What is expected => Return, from the material below, each line in which "Максимальная" occurs.

<<<<

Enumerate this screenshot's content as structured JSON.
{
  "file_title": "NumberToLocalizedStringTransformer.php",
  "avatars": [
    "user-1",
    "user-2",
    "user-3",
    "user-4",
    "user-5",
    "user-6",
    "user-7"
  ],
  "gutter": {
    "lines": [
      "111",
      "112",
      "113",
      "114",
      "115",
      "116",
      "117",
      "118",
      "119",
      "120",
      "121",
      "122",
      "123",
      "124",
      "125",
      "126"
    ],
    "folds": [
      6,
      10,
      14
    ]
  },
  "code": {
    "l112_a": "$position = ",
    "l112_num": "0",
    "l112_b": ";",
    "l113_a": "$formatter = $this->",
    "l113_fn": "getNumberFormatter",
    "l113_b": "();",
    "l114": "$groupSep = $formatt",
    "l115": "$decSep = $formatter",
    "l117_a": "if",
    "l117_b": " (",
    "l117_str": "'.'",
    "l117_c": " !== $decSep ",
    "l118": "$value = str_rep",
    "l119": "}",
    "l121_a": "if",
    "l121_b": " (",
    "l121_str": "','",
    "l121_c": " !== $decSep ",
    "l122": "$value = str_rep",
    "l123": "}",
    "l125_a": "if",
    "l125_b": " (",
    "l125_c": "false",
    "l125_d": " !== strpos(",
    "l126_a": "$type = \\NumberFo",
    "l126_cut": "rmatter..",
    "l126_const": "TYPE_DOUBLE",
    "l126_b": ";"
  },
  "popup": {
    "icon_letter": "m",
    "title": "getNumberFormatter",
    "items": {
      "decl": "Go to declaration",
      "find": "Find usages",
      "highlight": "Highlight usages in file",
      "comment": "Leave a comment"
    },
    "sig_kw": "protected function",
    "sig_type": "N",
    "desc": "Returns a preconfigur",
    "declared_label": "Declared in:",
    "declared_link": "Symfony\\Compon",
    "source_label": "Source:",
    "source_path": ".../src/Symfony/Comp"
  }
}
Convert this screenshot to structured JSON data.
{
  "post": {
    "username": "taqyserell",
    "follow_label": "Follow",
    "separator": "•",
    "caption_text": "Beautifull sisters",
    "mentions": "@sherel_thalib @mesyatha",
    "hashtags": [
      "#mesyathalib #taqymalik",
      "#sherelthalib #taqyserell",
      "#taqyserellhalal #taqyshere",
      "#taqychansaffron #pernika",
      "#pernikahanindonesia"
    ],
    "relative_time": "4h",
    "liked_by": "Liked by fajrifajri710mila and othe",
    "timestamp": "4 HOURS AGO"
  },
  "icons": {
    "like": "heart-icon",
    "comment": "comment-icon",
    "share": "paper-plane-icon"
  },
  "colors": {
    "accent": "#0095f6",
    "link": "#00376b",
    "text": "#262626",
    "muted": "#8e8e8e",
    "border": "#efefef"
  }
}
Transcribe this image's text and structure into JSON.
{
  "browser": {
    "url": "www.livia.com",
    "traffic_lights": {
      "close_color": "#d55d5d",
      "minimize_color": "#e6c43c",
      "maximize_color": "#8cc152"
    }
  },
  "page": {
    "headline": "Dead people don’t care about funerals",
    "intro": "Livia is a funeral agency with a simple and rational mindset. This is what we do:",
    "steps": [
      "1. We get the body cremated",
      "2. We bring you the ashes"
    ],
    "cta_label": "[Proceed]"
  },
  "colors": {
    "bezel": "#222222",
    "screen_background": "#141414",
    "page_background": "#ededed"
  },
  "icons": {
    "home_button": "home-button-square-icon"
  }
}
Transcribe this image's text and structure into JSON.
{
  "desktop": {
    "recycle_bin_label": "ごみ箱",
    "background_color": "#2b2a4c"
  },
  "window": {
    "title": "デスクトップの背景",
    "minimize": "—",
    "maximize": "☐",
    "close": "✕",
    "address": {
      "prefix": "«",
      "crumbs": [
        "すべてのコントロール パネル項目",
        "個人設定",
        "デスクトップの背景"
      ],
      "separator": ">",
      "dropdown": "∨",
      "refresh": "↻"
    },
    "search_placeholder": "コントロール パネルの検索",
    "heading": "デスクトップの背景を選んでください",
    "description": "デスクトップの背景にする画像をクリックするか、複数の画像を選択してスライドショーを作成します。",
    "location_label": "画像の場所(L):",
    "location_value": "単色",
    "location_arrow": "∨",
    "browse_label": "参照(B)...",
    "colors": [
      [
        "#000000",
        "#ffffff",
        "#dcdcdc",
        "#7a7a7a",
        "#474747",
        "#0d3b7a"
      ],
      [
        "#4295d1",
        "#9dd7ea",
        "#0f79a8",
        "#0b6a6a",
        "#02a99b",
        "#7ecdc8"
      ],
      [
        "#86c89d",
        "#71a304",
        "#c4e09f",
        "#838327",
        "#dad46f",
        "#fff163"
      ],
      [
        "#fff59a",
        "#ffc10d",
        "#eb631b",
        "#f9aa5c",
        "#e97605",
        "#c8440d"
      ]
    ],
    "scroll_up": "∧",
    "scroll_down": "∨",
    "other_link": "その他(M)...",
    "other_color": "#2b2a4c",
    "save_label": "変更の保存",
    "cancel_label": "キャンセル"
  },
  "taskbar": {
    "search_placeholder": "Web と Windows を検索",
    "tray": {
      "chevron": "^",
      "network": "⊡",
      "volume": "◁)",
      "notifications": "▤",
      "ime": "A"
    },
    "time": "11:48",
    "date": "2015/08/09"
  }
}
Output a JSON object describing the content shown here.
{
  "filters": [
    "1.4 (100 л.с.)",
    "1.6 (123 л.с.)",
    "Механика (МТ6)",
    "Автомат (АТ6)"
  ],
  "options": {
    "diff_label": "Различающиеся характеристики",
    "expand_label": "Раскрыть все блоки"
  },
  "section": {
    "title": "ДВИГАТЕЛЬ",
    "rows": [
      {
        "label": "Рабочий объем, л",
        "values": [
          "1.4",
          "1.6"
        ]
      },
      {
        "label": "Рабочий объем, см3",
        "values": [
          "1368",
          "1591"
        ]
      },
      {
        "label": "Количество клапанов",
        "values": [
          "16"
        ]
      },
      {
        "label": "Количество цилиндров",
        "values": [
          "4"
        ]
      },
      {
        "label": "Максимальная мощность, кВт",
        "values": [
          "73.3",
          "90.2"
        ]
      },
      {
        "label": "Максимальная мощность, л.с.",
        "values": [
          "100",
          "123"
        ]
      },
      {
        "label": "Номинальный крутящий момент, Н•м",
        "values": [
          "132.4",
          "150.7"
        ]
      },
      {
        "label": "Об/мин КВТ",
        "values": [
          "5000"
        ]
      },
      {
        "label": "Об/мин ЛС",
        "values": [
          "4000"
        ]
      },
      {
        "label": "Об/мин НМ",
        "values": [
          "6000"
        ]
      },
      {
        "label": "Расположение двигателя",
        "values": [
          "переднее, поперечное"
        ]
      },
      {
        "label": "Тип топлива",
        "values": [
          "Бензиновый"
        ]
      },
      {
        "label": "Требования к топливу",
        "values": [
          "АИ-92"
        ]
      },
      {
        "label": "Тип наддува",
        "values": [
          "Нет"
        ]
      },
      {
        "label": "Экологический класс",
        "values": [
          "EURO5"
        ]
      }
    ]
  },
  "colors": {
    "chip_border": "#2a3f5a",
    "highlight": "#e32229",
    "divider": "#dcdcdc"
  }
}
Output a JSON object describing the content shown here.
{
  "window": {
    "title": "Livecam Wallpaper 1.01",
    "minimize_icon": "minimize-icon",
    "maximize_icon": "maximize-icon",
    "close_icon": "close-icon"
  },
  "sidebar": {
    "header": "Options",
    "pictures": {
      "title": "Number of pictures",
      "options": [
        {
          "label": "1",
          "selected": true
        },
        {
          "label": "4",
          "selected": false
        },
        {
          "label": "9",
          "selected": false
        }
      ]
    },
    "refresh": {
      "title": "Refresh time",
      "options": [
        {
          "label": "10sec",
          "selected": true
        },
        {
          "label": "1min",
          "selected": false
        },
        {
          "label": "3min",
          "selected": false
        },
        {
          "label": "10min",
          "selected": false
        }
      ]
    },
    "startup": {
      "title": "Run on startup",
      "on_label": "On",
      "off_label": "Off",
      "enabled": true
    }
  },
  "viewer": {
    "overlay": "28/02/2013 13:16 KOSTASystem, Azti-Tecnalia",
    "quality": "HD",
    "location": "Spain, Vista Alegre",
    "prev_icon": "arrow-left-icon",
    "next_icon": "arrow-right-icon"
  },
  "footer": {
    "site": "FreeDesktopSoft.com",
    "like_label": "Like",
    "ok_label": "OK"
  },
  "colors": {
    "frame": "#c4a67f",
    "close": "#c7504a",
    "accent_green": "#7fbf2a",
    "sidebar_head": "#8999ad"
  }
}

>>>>

Solution for this task =>
        "label": "Максимальная мощность, кВт",
        "label": "Максимальная мощность, л.с.",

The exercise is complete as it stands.